She took on and helped improve a failing school, but Dame Jean Else was sacked nonetheless. Stephen Manning talks to her about her work, and why she stands by her decisions
It's hard to think of anyone else within education who has gone through such highs and lows as Dame Jean Else, the flamboyant Manchester "superhead" who turned around one of the most troubled schools in the country before being spectacularly sacked.
Now with no school of her own, the 55-year-old is on a mission to put her particular qualities to use, advising ailing schools, mainly in the North-west of England, on something she believes she knows a thing or two about how to improve their public image.
When she took the helm of Whalley Range High School for girls in Manchester in 1994 it was a failing school with a truancy figure of 73 per cent, among the UK's worst. But under her decade-long leadership the school's fortunes were reversed. Pupil numbers more than doubled to about 1,700 by 2003 and GCSE pass rates and attendance improved. She was made a Dame in 2001 and Estelle Morris, then education secretary and a former pupil at the school, sent a video message of congratulations.
Consequently, many were shocked when, in November 2004, she was suspended amid allegations of nepotism, mismanagement and financial irregularities. This followed a two-year investigation by the Audit Commission, which published a report criticising her for large payouts to members of staff who were leaving and for employing her twin sister as an assistant head. She lost an appeal against the report's findings and was eventually dismissed in August 2006.
But this most prominent and publicity-minded of education figures was never likely to slink into the shadows, nor indeed to flinch from turning a negative into a positive. After a considerable time in limbo, she started working again in January this year, advising schools on outward appearance, such as designing brochures, adopting a new school uniform, even the school signage.
"A school might be in trouble and bracing itself for a poor Ofsted inspection report," she says. "A new headteacher may have been appointed, but has not had time to turn things around. In these circumstances, the head will usually concentrate on tackling internal matters, such as the curriculum or staffing issues. They will often neglect to tell the outside world that things are going to change. That is what I did early on at Whalley Range, to announce to the world that, yes, we do have problems and we are going to overcome them. It's part and parcel of my natural inclination to turn things around with a positive outlook.
"If a school has a bad reputation, people don't want to send their children there. But in my time at Whalley Range, the roll increased in spite of all the 'worst school in the country' stories. There is no school that isn't doing something good. But you don't hear about it. I advise heads that they should speak to the press a lot of heads don't realise what a huge difference that can make."
Among her strategies at Whalley Range was overhauling the toilets, painting the walls lime green or purple. "When I arrived, the toilets were in a terrible state and pupils were afraid to use them because of the smoking and how dirty it was. So in my time there were three refurbishments of the toilets. I'm proud to have made them usable."
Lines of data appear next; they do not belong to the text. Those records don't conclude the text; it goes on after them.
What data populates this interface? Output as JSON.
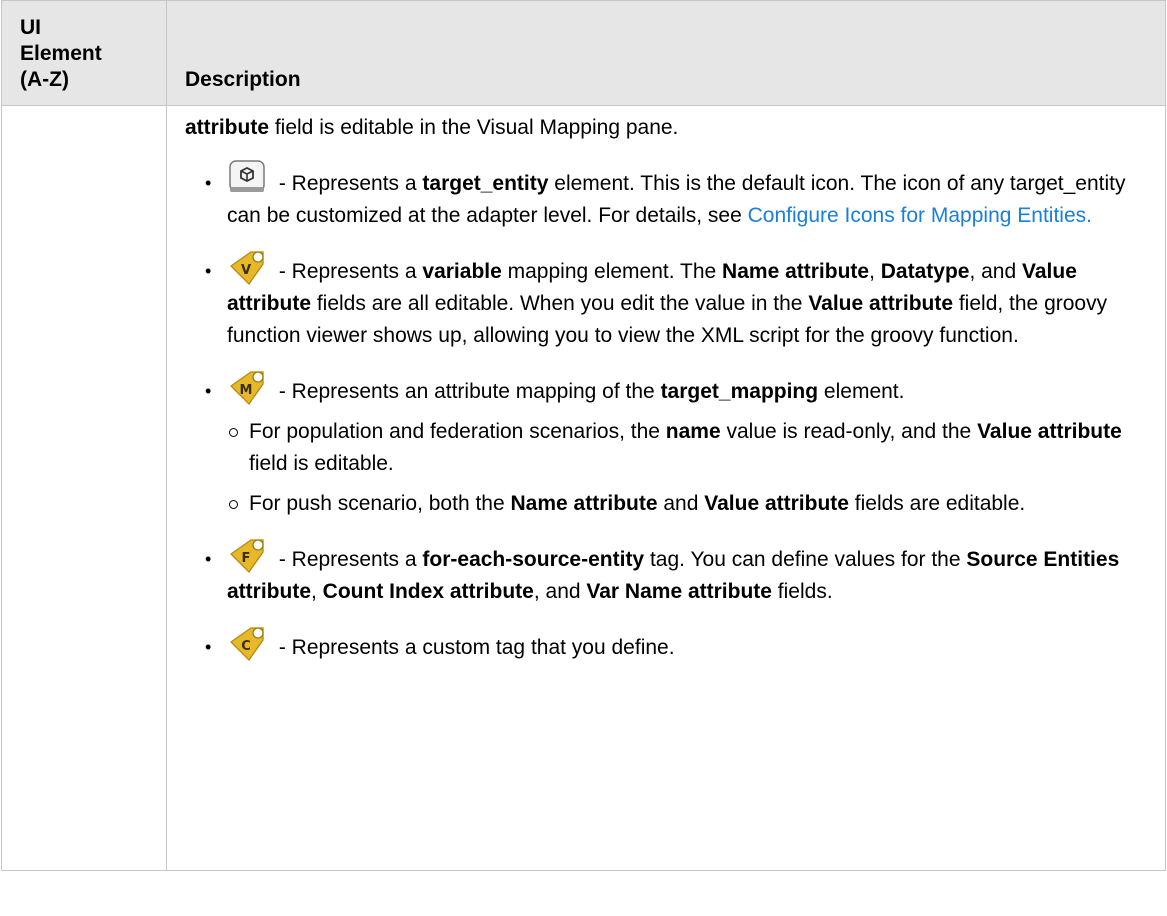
{
  "table": {
    "header": {
      "col1_line1": "UI",
      "col1_line2": "Element",
      "col1_line3": "(A-Z)",
      "col2": "Description"
    }
  },
  "content": {
    "lead": {
      "b1": "attribute",
      "t1": " field is editable in the Visual Mapping pane."
    },
    "item_target_entity": {
      "icon": "target-entity-icon",
      "t1": " - Represents a ",
      "b1": "target_entity",
      "t2": " element. This is the default icon. The icon of any target_entity can be customized at the adapter level. For details, see ",
      "link": "Configure Icons for Mapping Entities."
    },
    "item_variable": {
      "icon": "variable-icon",
      "icon_letter": "V",
      "t1": " - Represents a ",
      "b1": "variable",
      "t2": " mapping element. The ",
      "b2": "Name attribute",
      "t3": ", ",
      "b3": "Datatype",
      "t4": ", and ",
      "b4": "Value attribute",
      "t5": " fields are all editable. When you edit the value in the ",
      "b5": "Value attribute",
      "t6": " field, the groovy function viewer shows up, allowing you to view the XML script for the groovy function."
    },
    "item_mapping": {
      "icon": "mapping-icon",
      "icon_letter": "M",
      "t1": " - Represents an attribute mapping of the ",
      "b1": "target_mapping",
      "t2": " element.",
      "sub1": {
        "t1": "For population and federation scenarios, the ",
        "b1": "name",
        "t2": " value is read-only, and the ",
        "b2": "Value attribute",
        "t3": " field is editable."
      },
      "sub2": {
        "t1": "For push scenario, both the ",
        "b1": "Name attribute",
        "t2": " and ",
        "b2": "Value attribute",
        "t3": " fields are editable."
      }
    },
    "item_foreach": {
      "icon": "for-each-icon",
      "icon_letter": "F",
      "t1": " - Represents a ",
      "b1": "for-each-source-entity",
      "t2": " tag. You can define values for the ",
      "b2": "Source Entities attribute",
      "t3": ", ",
      "b3": "Count Index attribute",
      "t4": ", and ",
      "b4": "Var Name attribute",
      "t5": " fields."
    },
    "item_custom": {
      "icon": "custom-tag-icon",
      "icon_letter": "C",
      "t1": " - Represents a custom tag that you define."
    }
  },
  "colors": {
    "header_bg": "#e6e6e6",
    "border": "#c6c6c6",
    "link": "#1a7fd8",
    "tag_fill": "#e6b82a"
  }
}
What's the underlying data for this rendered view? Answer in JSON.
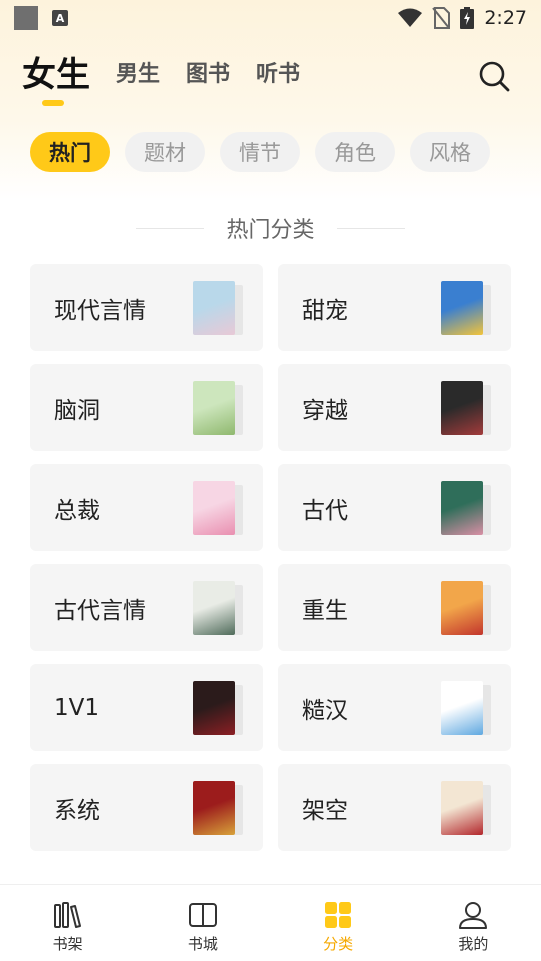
{
  "status_bar": {
    "time": "2:27"
  },
  "top_tabs": [
    {
      "label": "女生",
      "active": true
    },
    {
      "label": "男生",
      "active": false
    },
    {
      "label": "图书",
      "active": false
    },
    {
      "label": "听书",
      "active": false
    }
  ],
  "chips": [
    {
      "label": "热门",
      "active": true
    },
    {
      "label": "题材",
      "active": false
    },
    {
      "label": "情节",
      "active": false
    },
    {
      "label": "角色",
      "active": false
    },
    {
      "label": "风格",
      "active": false
    }
  ],
  "section": {
    "title": "热门分类"
  },
  "categories": [
    {
      "label": "现代言情",
      "cover_colors": [
        "#b9d8ea",
        "#e8c9d6"
      ]
    },
    {
      "label": "甜宠",
      "cover_colors": [
        "#3a7fd0",
        "#f3c43a"
      ]
    },
    {
      "label": "脑洞",
      "cover_colors": [
        "#cde6bd",
        "#8fb86e"
      ]
    },
    {
      "label": "穿越",
      "cover_colors": [
        "#2a2a2a",
        "#a33b3b"
      ]
    },
    {
      "label": "总裁",
      "cover_colors": [
        "#f7d6e4",
        "#e98fb0"
      ]
    },
    {
      "label": "古代",
      "cover_colors": [
        "#2f6e5a",
        "#d98fa5"
      ]
    },
    {
      "label": "古代言情",
      "cover_colors": [
        "#e9ece6",
        "#4f6b5a"
      ]
    },
    {
      "label": "重生",
      "cover_colors": [
        "#f2a64a",
        "#c2352c"
      ]
    },
    {
      "label": "1V1",
      "cover_colors": [
        "#2b1b1b",
        "#8c1f24"
      ]
    },
    {
      "label": "糙汉",
      "cover_colors": [
        "#ffffff",
        "#5fa8e0"
      ]
    },
    {
      "label": "系统",
      "cover_colors": [
        "#9c1c1c",
        "#d8a23a"
      ]
    },
    {
      "label": "架空",
      "cover_colors": [
        "#f3e6d3",
        "#b2262b"
      ]
    }
  ],
  "bottom_nav": [
    {
      "label": "书架",
      "active": false
    },
    {
      "label": "书城",
      "active": false
    },
    {
      "label": "分类",
      "active": true
    },
    {
      "label": "我的",
      "active": false
    }
  ],
  "colors": {
    "accent": "#ffc918",
    "accent_text": "#f5a800"
  }
}
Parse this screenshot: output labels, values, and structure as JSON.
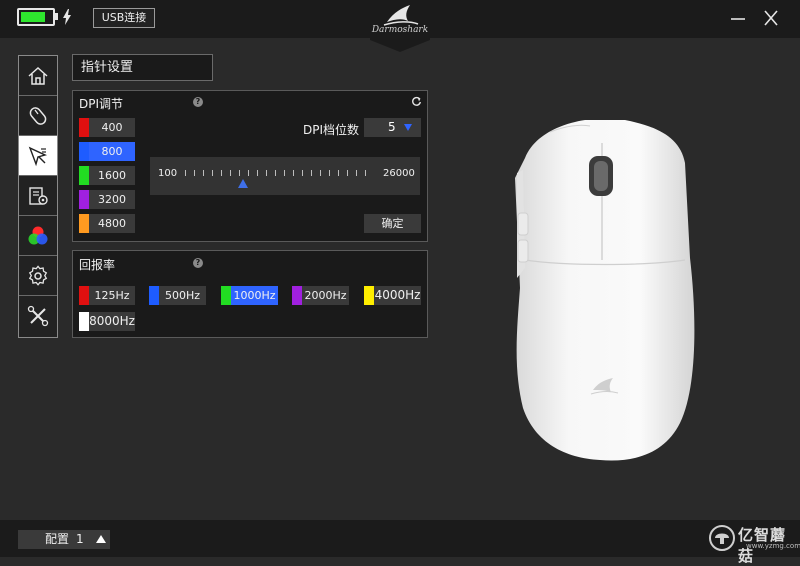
{
  "header": {
    "battery_level": 0.8,
    "battery_color": "#2ee62e",
    "usb_label": "USB连接",
    "brand": "Darmoshark",
    "minimize_icon": "minimize-icon",
    "close_icon": "close-icon"
  },
  "sidebar": {
    "items": [
      {
        "icon": "home-icon"
      },
      {
        "icon": "mouse-button-icon"
      },
      {
        "icon": "pointer-settings-icon",
        "active": true
      },
      {
        "icon": "macro-icon"
      },
      {
        "icon": "rgb-lighting-icon"
      },
      {
        "icon": "settings-gear-icon"
      },
      {
        "icon": "tools-icon"
      }
    ]
  },
  "section_title": "指针设置",
  "dpi": {
    "title": "DPI调节",
    "help": "?",
    "levels": [
      {
        "value": "400",
        "color": "#e01010"
      },
      {
        "value": "800",
        "color": "#1e5cff",
        "selected": true
      },
      {
        "value": "1600",
        "color": "#22dd22"
      },
      {
        "value": "3200",
        "color": "#a020e0"
      },
      {
        "value": "4800",
        "color": "#ff9a20"
      }
    ],
    "level_count_label": "DPI档位数",
    "level_count": "5",
    "slider_min": "100",
    "slider_max": "26000",
    "slider_value": 800,
    "confirm_label": "确定"
  },
  "report_rate": {
    "title": "回报率",
    "help": "?",
    "options": [
      {
        "value": "125Hz",
        "color": "#e01010"
      },
      {
        "value": "500Hz",
        "color": "#1e5cff"
      },
      {
        "value": "1000Hz",
        "color": "#22dd22",
        "selected": true
      },
      {
        "value": "2000Hz",
        "color": "#a020e0"
      },
      {
        "value": "4000Hz",
        "color": "#ffee00"
      },
      {
        "value": "8000Hz",
        "color": "#ffffff"
      }
    ]
  },
  "footer": {
    "profile_label": "配置",
    "profile_number": "1",
    "watermark": "亿智蘑菇",
    "watermark_url": "www.yzmg.com"
  }
}
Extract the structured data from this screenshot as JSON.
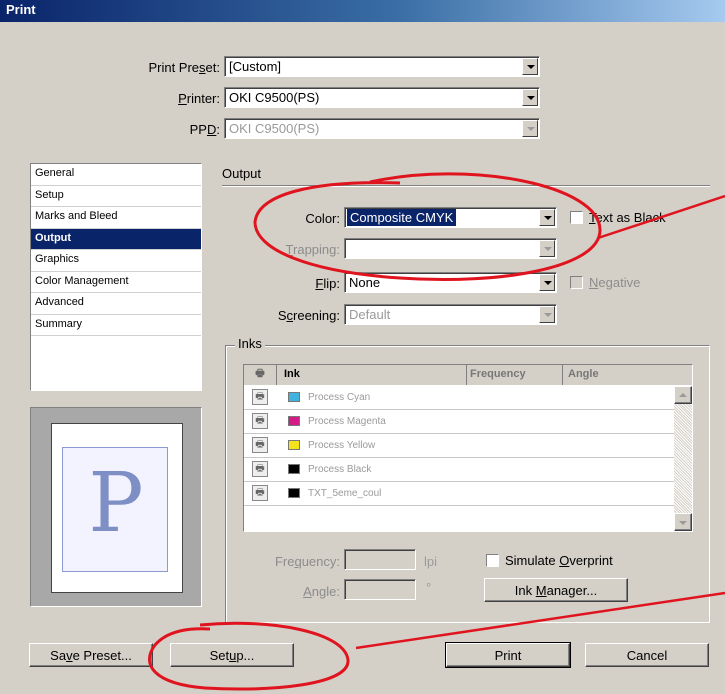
{
  "window": {
    "title": "Print"
  },
  "print_preset": {
    "label_pre": "Print Pre",
    "label_u": "s",
    "label_post": "et:",
    "value": "[Custom]"
  },
  "printer": {
    "label_u": "P",
    "label_post": "rinter:",
    "value": "OKI C9500(PS)"
  },
  "ppd": {
    "label_pre": "PP",
    "label_u": "D",
    "label_post": ":",
    "value": "OKI C9500(PS)"
  },
  "nav": {
    "items": [
      "General",
      "Setup",
      "Marks and Bleed",
      "Output",
      "Graphics",
      "Color Management",
      "Advanced",
      "Summary"
    ],
    "active": "Output"
  },
  "output": {
    "section_title": "Output",
    "color": {
      "label_pre": "Color:",
      "value": "Composite CMYK"
    },
    "text_as_black": {
      "label_u": "T",
      "label_post": "ext as Black",
      "checked": false
    },
    "trapping": {
      "label_u": "T",
      "label_post": "rapping:",
      "value": ""
    },
    "flip": {
      "label_u": "F",
      "label_post": "lip:",
      "value": "None"
    },
    "negative": {
      "label_u": "N",
      "label_post": "egative",
      "checked": false
    },
    "screening": {
      "label_pre": "S",
      "label_u": "c",
      "label_post": "reening:",
      "value": "Default"
    }
  },
  "inks": {
    "group_title": "Inks",
    "columns": {
      "ink": "Ink",
      "frequency": "Frequency",
      "angle": "Angle"
    },
    "rows": [
      {
        "name": "Process Cyan",
        "color": "#3fb2e0"
      },
      {
        "name": "Process Magenta",
        "color": "#d41c86"
      },
      {
        "name": "Process Yellow",
        "color": "#f6e21a"
      },
      {
        "name": "Process Black",
        "color": "#000000"
      },
      {
        "name": "TXT_5eme_coul",
        "color": "#000000"
      }
    ],
    "frequency": {
      "label_pre": "Fre",
      "label_u": "q",
      "label_post": "uency:",
      "value": "",
      "unit": "lpi"
    },
    "angle": {
      "label_u": "A",
      "label_post": "ngle:",
      "value": "",
      "unit": "°"
    },
    "simulate_overprint": {
      "label_pre": "Simulate ",
      "label_u": "O",
      "label_post": "verprint",
      "checked": false
    },
    "ink_manager": {
      "label_pre": "Ink ",
      "label_u": "M",
      "label_post": "anager..."
    }
  },
  "preview": {
    "letter": "P"
  },
  "buttons": {
    "save_preset": {
      "label_pre": "Sa",
      "label_u": "v",
      "label_post": "e Preset..."
    },
    "setup": {
      "label_pre": "Set",
      "label_u": "u",
      "label_post": "p..."
    },
    "print": "Print",
    "cancel": "Cancel"
  },
  "colors": {
    "title_bar": "#0a246a",
    "dialog_bg": "#d4d0c8",
    "selection": "#0a246a",
    "annotation": "#e0141e",
    "preview_letter": "#7e8fc6"
  }
}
There were numerous tales of her eccentric behaviour in school, which she refutes. Did she, for example, ride around in a purple golf buggy barking orders at pupils? "We did have two buggies on site it is a huge school but the rest of that is not true."
There were more serious charges, such as nepotism. She says that of 450 appointments during her tenure, only 21 were people she knew. The most high profile was the promotion of her twin sister Maureen Rochford from clerical assistant to assistant headteacher, a move she staunchly defends. "My sister had worked for me for 10 years, and had worked with the chief education officer for Manchester, so there was never any question she was inappropriate." Her sister has now left education.
After her suspension in November 2004, Dame Jean found herself in a frustrating limbo. "Nobody spoke to me for several months. It was quite upsetting not to know what, if anything, was happening."
She was interviewed in June 2005 by the investigating officer for the local authority and had her first hearing the following November. No evidence of illegal activity was found but, following the failure of her appeal in May 2006, she was dismissed.
She remains scathing about Manchester City Council which, she says, vilified her even though it could not prove that she had done anything illegal or fraudulent. Part of the problem stemmed from her conspicuous forthrightness. "I opposed the changes in formula to national budgets and I went national with it," she says, referring to an appearance on GMTV in 2003 when she threatened to quit rather than accept budget cuts. "I fought it on behalf of Manchester heads, but Manchester [City Council] did not like that."
Much of this is likely to surface in a book she is writing, to be called Head Above the Parapet, which she hopes to finish before the end of the year. She also has other outlets, writing a column for the Manchester Evening News on "Lessons in Life" which covers education exclusion, bullying, special needs and beyond. "One concern people have is about exclusions, that some children are too young to be excluded. But I put the view that exclusion decisions are not taken lightly. No one wants to exclude pupils and there would have been a great deal of agonising over such a decision." It's no surprise she casts herself in the role of a defender of educators facing difficult decisions